Hope of Heaven and the Fear of Hell

Sunday 17thDecember 2023

They will be punished with everlasting destruction
and shut out from the presence of the Lord
and from the glory of his might
on the day he comes to be glorified in his holy people
and to be marvelled at among those who have believed.
This includes you…
2 Thessalonians 1:9-10 (NIV)

Dear Brothers and Sisters,

Hope of Heaven and the Fear of Hell
I understand that the Christian year has not always begun with Advent.  It used to begin with Easter Day, and it is not hard to see why, since the resurrection of Jesus marks the beginning of the new creation.  But by the fourth century the western church had established Christmas Day as the start of the church year (and it is not hard to see why that would be, starting the year with the birth of Jesus our Saviour).  Then Christmas was preceded by a period of preparation for baptisms at Epiphany (January 6th), which became known as Advent. 
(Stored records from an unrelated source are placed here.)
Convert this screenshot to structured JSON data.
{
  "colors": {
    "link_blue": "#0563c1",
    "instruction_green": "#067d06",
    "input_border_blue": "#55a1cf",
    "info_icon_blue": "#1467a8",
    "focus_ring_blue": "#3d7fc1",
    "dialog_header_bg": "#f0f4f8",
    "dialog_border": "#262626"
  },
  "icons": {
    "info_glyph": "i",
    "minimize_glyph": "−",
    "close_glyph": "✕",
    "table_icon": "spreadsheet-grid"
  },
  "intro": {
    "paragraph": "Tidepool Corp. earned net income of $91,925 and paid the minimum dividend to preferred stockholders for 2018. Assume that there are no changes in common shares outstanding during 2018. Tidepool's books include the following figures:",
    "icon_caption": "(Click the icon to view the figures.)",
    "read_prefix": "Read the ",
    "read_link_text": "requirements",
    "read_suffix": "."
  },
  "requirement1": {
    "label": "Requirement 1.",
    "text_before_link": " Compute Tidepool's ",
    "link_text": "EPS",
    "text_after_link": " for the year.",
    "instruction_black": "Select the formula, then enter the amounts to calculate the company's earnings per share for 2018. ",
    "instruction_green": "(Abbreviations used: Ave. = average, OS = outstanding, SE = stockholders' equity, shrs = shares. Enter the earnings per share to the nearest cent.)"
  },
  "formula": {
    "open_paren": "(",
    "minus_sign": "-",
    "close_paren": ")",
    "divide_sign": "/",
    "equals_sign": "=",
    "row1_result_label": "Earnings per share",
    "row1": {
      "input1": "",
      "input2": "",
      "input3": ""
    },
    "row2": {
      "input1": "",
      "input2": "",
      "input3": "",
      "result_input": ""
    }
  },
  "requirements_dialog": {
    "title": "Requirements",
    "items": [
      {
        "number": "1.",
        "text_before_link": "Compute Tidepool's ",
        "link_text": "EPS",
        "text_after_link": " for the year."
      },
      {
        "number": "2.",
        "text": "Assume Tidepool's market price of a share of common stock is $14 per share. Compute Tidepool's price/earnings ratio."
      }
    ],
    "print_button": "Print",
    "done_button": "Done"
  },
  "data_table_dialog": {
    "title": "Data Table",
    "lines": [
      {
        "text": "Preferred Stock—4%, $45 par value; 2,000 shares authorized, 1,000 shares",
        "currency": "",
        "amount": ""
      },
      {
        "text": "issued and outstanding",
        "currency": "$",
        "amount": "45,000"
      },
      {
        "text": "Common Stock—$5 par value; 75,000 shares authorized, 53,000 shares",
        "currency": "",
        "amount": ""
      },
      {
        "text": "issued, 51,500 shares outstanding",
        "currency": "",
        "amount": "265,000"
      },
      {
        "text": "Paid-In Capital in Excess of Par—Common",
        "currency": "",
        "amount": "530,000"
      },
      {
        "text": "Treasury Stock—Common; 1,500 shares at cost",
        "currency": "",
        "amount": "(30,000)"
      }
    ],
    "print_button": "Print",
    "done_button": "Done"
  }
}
However, whatever the history, it is a sound instinct to keep the two comings of Jesus together in our minds, and to remember that the one who is coming again is the one who has come already.  That is, the one who is coming as Judge of all is the one who has already come as Saviour of the world.  In fact, the reason God came in the flesh two thousand years ago was precisely so he could bear in our place the judgment we deserve from him at the end of the world.  That means, if we have already found Jesus to be our Saviour, we have no reason to fear the judgment when it comes (as it will).

One of the songs we love to sing at Christmas takes us on this same journey, beginning as it does with the incarnation when “From the squalor of a borrowed stable, by the Spirit and a virgin’s faith … came the Saviour of the human race.”  The song finishes with the final judgment when “the skies will part as the trumpet sounds hope of heaven or the fear of hell.”  And it takes us there via the cross where “He was punished for a world’s transgressions … loosing sinners from the claims of hell.”

Actually, the song does not quite finish with the final judgment; it looks beyond it as it assures us that “the Bride will run to her Lover’s arms, giving glory to Immanuel!”  It reminds us that, while judgment is inevitable and necessary, it is not the ultimate purpose of Christ coming again, which is “to be glorified among his holy people and to be marvelled at among those who have believed.”  And that includes us!

Lord, thank you for being honest with us about the judgment to come when you come again, and thank you for coming the first time to bear that judgment for me and all who believe.  Amen.

Yours warmly, in Christ,
Chris Hobbs (Senior Minister)